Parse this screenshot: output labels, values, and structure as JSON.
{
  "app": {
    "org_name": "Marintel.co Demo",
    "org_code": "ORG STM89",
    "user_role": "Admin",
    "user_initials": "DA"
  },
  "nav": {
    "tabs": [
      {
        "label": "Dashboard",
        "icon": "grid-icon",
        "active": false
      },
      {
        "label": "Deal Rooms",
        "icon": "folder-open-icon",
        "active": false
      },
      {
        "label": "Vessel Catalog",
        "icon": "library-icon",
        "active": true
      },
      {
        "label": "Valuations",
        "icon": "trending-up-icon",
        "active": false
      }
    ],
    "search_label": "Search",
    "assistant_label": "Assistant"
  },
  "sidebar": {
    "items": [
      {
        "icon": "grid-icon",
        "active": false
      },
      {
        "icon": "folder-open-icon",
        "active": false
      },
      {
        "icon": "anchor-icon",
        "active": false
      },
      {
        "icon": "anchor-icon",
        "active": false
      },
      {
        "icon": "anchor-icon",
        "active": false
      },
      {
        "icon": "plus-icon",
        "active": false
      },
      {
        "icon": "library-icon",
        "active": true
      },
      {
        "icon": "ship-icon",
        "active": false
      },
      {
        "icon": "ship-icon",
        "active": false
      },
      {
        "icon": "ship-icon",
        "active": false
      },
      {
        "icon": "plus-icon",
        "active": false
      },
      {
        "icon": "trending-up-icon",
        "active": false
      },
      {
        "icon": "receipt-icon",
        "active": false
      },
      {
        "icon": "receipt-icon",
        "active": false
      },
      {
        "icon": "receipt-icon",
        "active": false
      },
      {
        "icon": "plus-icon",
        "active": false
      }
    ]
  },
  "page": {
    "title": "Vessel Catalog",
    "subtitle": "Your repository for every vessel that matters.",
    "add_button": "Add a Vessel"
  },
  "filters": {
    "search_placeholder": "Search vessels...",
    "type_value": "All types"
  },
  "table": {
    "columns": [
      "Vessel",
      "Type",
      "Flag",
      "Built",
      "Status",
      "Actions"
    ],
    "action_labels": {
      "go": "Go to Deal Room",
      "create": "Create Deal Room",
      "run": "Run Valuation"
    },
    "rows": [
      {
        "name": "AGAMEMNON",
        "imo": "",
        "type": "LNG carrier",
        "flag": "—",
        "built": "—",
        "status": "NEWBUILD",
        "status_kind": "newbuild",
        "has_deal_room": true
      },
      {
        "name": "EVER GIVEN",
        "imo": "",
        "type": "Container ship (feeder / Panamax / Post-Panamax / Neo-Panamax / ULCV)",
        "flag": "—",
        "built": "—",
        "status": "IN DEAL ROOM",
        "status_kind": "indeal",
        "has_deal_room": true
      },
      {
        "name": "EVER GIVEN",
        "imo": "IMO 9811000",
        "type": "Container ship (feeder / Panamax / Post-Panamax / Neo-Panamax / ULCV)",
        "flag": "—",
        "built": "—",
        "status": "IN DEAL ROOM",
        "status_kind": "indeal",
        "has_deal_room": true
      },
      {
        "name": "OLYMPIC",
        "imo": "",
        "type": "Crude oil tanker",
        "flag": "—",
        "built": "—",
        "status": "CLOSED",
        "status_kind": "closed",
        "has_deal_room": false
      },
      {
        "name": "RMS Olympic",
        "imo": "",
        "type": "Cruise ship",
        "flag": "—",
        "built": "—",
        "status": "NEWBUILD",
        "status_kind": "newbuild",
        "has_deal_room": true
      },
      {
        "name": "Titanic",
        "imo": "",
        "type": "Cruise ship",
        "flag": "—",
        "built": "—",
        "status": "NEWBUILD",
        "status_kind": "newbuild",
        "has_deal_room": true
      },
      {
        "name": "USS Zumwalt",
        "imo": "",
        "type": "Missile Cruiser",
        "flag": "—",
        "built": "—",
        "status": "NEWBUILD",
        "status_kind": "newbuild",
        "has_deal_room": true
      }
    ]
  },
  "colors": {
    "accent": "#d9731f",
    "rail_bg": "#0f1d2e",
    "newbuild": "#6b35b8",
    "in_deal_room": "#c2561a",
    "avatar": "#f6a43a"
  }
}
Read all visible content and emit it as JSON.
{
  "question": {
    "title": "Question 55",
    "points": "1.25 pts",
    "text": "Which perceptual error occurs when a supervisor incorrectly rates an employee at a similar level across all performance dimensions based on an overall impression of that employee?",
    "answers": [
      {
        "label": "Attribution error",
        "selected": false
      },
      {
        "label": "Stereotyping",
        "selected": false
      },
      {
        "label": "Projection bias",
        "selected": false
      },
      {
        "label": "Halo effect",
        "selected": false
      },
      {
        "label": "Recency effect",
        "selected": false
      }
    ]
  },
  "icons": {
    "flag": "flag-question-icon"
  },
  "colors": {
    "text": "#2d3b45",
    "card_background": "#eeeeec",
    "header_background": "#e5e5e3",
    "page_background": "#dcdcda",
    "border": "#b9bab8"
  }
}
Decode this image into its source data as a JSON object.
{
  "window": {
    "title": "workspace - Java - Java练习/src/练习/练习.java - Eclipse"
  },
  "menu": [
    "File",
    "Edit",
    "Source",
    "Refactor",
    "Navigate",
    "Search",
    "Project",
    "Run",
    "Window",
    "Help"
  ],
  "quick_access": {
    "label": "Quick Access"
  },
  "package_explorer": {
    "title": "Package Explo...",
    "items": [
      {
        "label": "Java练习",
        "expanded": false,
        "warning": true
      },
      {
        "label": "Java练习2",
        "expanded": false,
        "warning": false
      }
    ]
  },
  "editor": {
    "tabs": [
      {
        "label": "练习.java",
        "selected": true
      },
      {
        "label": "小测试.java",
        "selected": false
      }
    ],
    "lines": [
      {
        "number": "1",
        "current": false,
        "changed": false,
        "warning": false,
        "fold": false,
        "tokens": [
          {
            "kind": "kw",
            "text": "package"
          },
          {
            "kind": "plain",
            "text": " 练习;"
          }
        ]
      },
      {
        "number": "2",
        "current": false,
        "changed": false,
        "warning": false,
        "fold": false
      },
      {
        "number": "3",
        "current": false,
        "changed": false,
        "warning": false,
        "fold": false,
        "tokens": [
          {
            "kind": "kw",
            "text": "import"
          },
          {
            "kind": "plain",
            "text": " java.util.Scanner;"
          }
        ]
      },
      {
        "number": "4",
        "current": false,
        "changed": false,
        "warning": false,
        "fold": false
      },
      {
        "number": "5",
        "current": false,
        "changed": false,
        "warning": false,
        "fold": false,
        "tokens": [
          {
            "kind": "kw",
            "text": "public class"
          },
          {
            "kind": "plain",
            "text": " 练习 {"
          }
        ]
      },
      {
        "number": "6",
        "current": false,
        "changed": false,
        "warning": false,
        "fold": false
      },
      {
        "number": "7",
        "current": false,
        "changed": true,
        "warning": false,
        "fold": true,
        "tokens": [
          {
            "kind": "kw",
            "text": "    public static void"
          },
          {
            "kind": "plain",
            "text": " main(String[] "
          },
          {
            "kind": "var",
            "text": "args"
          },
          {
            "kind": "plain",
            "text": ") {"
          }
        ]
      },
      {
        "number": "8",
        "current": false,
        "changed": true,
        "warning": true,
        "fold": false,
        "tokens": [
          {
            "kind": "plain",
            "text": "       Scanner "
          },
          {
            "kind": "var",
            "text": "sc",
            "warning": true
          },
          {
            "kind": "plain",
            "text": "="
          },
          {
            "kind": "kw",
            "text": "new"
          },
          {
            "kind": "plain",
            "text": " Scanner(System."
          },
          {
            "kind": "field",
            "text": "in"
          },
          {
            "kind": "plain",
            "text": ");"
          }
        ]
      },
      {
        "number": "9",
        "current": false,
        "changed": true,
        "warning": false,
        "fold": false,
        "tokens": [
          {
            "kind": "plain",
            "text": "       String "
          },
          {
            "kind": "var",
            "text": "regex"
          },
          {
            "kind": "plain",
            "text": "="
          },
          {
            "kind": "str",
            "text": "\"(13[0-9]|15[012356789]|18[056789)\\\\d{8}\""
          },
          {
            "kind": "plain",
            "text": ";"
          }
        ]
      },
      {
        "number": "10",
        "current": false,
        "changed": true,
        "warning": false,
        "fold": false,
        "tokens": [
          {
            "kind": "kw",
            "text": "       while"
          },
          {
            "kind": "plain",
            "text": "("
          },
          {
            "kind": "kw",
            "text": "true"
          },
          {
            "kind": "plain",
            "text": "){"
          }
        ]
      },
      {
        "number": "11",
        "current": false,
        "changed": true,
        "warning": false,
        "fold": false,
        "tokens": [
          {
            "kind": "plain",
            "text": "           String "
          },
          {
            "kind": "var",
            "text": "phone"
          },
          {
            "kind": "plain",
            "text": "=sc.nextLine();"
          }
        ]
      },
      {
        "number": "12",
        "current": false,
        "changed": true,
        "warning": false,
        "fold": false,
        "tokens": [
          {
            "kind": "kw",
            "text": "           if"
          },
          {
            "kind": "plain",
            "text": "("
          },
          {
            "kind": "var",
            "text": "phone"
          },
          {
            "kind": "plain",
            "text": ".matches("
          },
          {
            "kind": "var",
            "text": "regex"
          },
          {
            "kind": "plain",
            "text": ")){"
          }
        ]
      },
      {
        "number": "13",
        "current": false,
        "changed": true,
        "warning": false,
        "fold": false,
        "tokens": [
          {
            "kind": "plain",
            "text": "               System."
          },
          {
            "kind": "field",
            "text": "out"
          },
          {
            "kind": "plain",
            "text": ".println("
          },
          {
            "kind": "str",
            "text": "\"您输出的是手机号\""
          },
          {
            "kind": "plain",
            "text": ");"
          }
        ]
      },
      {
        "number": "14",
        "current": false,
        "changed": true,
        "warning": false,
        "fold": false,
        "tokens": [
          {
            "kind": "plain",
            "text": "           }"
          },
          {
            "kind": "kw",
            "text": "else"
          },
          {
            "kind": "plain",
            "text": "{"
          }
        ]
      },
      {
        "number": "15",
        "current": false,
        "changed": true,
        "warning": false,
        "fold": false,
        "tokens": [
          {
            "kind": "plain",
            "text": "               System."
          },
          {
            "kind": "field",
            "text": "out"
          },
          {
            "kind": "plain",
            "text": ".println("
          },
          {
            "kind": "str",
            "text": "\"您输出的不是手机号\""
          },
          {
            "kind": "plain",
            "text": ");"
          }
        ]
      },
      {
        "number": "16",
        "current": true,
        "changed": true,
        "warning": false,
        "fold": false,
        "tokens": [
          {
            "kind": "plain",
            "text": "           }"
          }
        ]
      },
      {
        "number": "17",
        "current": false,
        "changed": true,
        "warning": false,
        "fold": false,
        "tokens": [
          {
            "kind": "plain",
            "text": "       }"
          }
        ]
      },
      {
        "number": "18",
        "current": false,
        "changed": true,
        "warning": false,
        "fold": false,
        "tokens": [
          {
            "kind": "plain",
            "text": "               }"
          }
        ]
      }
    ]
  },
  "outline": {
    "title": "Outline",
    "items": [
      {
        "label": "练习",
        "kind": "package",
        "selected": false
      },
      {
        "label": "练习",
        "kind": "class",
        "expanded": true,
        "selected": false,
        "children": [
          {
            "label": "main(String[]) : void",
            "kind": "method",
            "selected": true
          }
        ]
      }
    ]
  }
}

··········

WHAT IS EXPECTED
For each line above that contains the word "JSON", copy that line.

RESPONSE AREA
Parse this screenshot: output labels, values, and structure as JSON.
Read all visible content and emit it as JSON.
Decode this image into its source data as a JSON object.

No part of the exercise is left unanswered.